Data –
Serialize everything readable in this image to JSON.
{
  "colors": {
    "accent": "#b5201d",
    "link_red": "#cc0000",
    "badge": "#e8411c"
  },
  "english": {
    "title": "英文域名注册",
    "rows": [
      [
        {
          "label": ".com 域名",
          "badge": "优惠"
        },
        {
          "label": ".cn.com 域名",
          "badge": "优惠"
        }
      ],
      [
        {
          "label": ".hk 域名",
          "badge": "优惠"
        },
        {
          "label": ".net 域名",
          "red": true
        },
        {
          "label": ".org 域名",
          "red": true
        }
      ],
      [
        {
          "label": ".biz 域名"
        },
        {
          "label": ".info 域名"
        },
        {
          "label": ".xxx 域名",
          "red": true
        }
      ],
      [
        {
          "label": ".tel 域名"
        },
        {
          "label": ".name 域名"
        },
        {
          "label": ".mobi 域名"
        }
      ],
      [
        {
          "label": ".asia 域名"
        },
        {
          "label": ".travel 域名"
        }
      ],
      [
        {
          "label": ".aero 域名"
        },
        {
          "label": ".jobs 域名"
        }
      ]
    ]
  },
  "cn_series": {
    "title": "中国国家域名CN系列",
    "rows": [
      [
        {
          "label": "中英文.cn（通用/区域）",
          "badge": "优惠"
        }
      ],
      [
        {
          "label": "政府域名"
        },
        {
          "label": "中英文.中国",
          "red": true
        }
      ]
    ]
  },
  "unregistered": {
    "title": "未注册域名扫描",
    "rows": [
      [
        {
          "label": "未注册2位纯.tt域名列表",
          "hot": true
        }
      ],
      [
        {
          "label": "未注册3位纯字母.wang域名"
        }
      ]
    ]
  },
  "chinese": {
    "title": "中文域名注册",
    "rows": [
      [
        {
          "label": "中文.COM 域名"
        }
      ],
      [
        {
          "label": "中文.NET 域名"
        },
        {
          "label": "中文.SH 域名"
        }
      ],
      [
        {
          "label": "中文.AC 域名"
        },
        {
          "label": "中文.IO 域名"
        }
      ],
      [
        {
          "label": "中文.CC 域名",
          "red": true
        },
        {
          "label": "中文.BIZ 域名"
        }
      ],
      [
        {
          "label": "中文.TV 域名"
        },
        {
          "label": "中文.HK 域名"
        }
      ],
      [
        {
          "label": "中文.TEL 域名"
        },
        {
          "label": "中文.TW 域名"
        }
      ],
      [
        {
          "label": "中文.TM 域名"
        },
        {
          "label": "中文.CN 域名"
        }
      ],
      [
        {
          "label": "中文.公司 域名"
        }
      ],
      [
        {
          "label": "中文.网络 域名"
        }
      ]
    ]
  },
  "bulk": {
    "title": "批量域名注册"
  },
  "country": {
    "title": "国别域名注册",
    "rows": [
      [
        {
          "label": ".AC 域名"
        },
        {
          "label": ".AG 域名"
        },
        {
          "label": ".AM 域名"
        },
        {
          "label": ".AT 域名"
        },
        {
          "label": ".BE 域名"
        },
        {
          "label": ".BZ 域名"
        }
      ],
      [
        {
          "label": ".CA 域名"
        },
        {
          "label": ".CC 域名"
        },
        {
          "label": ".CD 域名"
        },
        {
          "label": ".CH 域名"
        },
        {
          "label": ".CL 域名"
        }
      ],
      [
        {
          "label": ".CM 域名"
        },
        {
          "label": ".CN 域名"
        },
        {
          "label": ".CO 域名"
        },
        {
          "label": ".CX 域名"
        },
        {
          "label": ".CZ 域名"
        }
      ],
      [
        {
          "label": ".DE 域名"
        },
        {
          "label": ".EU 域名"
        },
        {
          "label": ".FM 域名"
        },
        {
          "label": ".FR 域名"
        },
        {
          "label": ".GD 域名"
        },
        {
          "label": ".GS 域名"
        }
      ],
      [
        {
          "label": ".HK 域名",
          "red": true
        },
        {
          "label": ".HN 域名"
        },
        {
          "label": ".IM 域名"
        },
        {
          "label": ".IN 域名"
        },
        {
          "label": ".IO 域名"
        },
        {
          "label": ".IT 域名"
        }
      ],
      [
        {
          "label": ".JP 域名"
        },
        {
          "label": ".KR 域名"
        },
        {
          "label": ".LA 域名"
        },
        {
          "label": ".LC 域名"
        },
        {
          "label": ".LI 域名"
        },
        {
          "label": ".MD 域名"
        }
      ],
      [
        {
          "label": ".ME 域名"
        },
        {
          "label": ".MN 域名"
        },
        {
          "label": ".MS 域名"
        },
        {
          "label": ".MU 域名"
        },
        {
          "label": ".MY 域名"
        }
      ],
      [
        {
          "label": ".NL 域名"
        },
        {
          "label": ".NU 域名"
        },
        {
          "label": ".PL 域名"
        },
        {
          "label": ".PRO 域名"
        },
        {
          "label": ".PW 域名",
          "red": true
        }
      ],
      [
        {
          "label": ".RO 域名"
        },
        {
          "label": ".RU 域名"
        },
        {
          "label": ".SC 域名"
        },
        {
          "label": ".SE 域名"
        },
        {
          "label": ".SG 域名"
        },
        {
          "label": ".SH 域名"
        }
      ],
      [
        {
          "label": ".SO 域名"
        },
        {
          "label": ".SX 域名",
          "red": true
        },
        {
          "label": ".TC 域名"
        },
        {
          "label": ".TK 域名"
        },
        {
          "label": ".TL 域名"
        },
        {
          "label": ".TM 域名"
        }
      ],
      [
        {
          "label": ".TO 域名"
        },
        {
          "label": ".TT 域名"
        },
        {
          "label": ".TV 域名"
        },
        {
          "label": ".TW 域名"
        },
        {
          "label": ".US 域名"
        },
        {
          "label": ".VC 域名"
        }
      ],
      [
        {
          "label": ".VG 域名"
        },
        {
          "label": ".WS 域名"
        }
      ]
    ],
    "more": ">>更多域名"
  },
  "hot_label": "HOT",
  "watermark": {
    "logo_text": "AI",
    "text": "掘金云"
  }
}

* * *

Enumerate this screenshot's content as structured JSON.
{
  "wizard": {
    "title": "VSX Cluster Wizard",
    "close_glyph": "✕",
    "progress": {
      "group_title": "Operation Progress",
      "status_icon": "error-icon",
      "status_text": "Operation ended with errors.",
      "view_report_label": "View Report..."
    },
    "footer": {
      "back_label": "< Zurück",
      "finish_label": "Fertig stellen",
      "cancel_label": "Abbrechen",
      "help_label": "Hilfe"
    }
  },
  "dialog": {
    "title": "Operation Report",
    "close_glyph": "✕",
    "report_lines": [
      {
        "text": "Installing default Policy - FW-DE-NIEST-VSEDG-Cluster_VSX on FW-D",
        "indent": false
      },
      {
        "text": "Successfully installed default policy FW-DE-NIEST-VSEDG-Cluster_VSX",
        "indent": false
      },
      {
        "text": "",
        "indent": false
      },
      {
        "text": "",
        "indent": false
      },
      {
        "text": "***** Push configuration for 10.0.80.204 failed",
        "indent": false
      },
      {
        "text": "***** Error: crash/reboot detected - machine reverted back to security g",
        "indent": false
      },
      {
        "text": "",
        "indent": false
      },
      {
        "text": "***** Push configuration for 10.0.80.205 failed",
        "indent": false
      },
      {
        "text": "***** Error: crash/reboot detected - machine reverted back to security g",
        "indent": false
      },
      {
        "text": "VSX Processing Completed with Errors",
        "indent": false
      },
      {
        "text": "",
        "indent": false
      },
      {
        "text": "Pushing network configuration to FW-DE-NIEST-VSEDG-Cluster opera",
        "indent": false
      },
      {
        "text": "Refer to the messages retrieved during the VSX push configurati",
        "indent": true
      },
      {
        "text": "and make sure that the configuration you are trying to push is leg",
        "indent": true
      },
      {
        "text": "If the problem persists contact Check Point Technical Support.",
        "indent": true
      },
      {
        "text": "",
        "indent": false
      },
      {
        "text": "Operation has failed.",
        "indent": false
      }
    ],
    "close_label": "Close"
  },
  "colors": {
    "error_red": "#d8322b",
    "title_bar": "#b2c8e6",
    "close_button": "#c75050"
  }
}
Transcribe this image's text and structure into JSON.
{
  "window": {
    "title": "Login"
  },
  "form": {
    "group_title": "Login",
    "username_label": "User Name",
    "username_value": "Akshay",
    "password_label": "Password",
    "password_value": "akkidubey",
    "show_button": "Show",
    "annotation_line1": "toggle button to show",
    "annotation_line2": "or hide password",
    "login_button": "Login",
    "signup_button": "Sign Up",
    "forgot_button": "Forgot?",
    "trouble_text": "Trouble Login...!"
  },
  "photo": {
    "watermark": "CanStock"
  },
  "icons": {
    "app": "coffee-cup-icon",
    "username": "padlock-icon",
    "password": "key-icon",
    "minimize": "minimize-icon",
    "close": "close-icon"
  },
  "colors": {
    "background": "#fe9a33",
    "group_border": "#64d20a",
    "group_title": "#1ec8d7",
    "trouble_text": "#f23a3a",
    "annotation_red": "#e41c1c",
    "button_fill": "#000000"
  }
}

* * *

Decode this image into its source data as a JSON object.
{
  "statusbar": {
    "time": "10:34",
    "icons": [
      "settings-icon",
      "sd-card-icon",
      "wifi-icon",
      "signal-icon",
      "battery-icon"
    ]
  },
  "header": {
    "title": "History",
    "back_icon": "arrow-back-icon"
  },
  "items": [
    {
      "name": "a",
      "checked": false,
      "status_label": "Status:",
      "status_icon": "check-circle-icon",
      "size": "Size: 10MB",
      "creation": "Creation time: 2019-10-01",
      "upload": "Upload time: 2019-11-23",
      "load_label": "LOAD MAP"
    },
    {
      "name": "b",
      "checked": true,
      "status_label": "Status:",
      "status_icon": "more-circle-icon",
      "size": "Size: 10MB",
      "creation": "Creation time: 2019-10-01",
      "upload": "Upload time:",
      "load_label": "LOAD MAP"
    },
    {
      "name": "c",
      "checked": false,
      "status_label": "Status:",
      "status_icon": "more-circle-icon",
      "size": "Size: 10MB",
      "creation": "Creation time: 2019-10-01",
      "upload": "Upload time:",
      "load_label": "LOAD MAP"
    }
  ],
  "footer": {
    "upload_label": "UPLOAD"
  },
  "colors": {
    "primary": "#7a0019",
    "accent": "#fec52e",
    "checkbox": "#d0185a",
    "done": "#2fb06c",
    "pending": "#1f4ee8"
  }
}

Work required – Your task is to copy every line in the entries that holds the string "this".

Result below –
Serialize everything readable in this image to JSON.
Enumerate this screenshot's content as structured JSON.
Transcribe this image's text and structure into JSON.
Decode this image into its source data as a JSON object.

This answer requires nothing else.